**Task details**
Word for word, reproduce the records that follow.

------------

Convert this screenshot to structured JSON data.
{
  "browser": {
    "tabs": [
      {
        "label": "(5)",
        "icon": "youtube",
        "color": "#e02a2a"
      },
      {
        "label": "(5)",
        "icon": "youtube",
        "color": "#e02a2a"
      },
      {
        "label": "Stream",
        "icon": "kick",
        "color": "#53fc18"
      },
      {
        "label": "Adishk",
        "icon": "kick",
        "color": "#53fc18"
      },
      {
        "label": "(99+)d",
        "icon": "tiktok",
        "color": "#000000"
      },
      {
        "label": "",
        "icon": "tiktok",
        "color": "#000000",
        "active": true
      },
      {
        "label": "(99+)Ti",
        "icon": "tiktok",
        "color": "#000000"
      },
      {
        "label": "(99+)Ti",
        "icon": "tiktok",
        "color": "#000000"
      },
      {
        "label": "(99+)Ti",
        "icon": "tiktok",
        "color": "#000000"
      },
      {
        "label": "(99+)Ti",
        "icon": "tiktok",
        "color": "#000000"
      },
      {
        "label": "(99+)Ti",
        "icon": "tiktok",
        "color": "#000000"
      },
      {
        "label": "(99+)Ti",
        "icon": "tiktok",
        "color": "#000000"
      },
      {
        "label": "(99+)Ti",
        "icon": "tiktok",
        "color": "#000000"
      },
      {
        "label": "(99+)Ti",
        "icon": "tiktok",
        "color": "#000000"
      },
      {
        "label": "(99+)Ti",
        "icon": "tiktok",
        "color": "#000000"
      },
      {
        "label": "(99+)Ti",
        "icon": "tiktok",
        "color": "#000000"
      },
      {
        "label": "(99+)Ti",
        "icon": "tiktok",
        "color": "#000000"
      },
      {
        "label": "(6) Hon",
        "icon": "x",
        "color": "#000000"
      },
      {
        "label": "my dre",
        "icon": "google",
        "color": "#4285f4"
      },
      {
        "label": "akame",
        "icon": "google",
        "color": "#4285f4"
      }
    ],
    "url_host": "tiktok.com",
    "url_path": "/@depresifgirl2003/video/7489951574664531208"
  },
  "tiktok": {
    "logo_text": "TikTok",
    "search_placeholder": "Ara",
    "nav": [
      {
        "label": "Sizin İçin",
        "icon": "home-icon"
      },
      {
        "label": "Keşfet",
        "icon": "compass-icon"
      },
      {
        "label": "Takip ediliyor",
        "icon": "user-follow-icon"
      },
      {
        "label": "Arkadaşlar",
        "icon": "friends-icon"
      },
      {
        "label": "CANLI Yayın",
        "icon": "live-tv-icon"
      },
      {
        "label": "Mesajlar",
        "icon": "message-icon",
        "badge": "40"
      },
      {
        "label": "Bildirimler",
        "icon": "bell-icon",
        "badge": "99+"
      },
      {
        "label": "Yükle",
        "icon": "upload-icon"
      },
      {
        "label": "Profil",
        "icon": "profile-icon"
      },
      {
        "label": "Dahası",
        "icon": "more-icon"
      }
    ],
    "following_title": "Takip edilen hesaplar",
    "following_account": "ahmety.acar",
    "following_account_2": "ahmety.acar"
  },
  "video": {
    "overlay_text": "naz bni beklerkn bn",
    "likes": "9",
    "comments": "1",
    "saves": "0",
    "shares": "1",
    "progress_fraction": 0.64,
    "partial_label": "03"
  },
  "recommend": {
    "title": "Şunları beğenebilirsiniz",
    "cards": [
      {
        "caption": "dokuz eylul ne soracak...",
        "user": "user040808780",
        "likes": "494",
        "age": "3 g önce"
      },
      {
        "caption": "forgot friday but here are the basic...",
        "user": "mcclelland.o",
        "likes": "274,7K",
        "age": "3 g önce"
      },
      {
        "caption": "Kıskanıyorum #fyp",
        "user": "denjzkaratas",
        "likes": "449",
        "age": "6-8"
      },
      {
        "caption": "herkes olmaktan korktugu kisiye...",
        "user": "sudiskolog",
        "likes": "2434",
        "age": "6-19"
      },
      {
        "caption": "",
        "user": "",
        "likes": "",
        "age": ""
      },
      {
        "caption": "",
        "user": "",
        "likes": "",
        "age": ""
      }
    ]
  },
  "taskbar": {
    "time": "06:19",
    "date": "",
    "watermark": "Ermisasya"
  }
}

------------

**Task result**
Convert this screenshot to structured JSON data.
{
  "browser": {
    "tabs": [
      {
        "label": "(5)",
        "icon": "youtube",
        "color": "#e02a2a"
      },
      {
        "label": "(5)",
        "icon": "youtube",
        "color": "#e02a2a"
      },
      {
        "label": "Stream",
        "icon": "kick",
        "color": "#53fc18"
      },
      {
        "label": "Adishk",
        "icon": "kick",
        "color": "#53fc18"
      },
      {
        "label": "(99+)d",
        "icon": "tiktok",
        "color": "#000000"
      },
      {
        "label": "",
        "icon": "tiktok",
        "color": "#000000",
        "active": true
      },
      {
        "label": "(99+)Ti",
        "icon": "tiktok",
        "color": "#000000"
      },
      {
        "label": "(99+)Ti",
        "icon": "tiktok",
        "color": "#000000"
      },
      {
        "label": "(99+)Ti",
        "icon": "tiktok",
        "color": "#000000"
      },
      {
        "label": "(99+)Ti",
        "icon": "tiktok",
        "color": "#000000"
      },
      {
        "label": "(99+)Ti",
        "icon": "tiktok",
        "color": "#000000"
      },
      {
        "label": "(99+)Ti",
        "icon": "tiktok",
        "color": "#000000"
      },
      {
        "label": "(99+)Ti",
        "icon": "tiktok",
        "color": "#000000"
      },
      {
        "label": "(99+)Ti",
        "icon": "tiktok",
        "color": "#000000"
      },
      {
        "label": "(99+)Ti",
        "icon": "tiktok",
        "color": "#000000"
      },
      {
        "label": "(99+)Ti",
        "icon": "tiktok",
        "color": "#000000"
      },
      {
        "label": "(99+)Ti",
        "icon": "tiktok",
        "color": "#000000"
      },
      {
        "label": "(6) Hon",
        "icon": "x",
        "color": "#000000"
      },
      {
        "label": "my dre",
        "icon": "google",
        "color": "#4285f4"
      },
      {
        "label": "akame",
        "icon": "google",
        "color": "#4285f4"
      }
    ],
    "url_host": "tiktok.com",
    "url_path": "/@depresifgirl2003/video/7489951574664531208"
  },
  "tiktok": {
    "logo_text": "TikTok",
    "search_placeholder": "Ara",
    "nav": [
      {
        "label": "Sizin İçin",
        "icon": "home-icon"
      },
      {
        "label": "Keşfet",
        "icon": "compass-icon"
      },
      {
        "label": "Takip ediliyor",
        "icon": "user-follow-icon"
      },
      {
        "label": "Arkadaşlar",
        "icon": "friends-icon"
      },
      {
        "label": "CANLI Yayın",
        "icon": "live-tv-icon"
      },
      {
        "label": "Mesajlar",
        "icon": "message-icon",
        "badge": "40"
      },
      {
        "label": "Bildirimler",
        "icon": "bell-icon",
        "badge": "99+"
      },
      {
        "label": "Yükle",
        "icon": "upload-icon"
      },
      {
        "label": "Profil",
        "icon": "profile-icon"
      },
      {
        "label": "Dahası",
        "icon": "more-icon"
      }
    ],
    "following_title": "Takip edilen hesaplar",
    "following_account": "ahmety.acar",
    "following_account_2": "ahmety.acar"
  },
  "video": {
    "overlay_text": "naz bni beklerkn bn",
    "likes": "9",
    "comments": "1",
    "saves": "0",
    "shares": "1",
    "progress_fraction": 0.64,
    "partial_label": "03"
  },
  "recommend": {
    "title": "Şunları beğenebilirsiniz",
    "cards": [
      {
        "caption": "dokuz eylul ne soracak...",
        "user": "user040808780",
        "likes": "494",
        "age": "3 g önce"
      },
      {
        "caption": "forgot friday but here are the basic...",
        "user": "mcclelland.o",
        "likes": "274,7K",
        "age": "3 g önce"
      },
      {
        "caption": "Kıskanıyorum #fyp",
        "user": "denjzkaratas",
        "likes": "449",
        "age": "6-8"
      },
      {
        "caption": "herkes olmaktan korktugu kisiye...",
        "user": "sudiskolog",
        "likes": "2434",
        "age": "6-19"
      },
      {
        "caption": "",
        "user": "",
        "likes": "",
        "age": ""
      },
      {
        "caption": "",
        "user": "",
        "likes": "",
        "age": ""
      }
    ]
  },
  "taskbar": {
    "time": "06:19",
    "date": "",
    "watermark": "Ermisasya"
  }
}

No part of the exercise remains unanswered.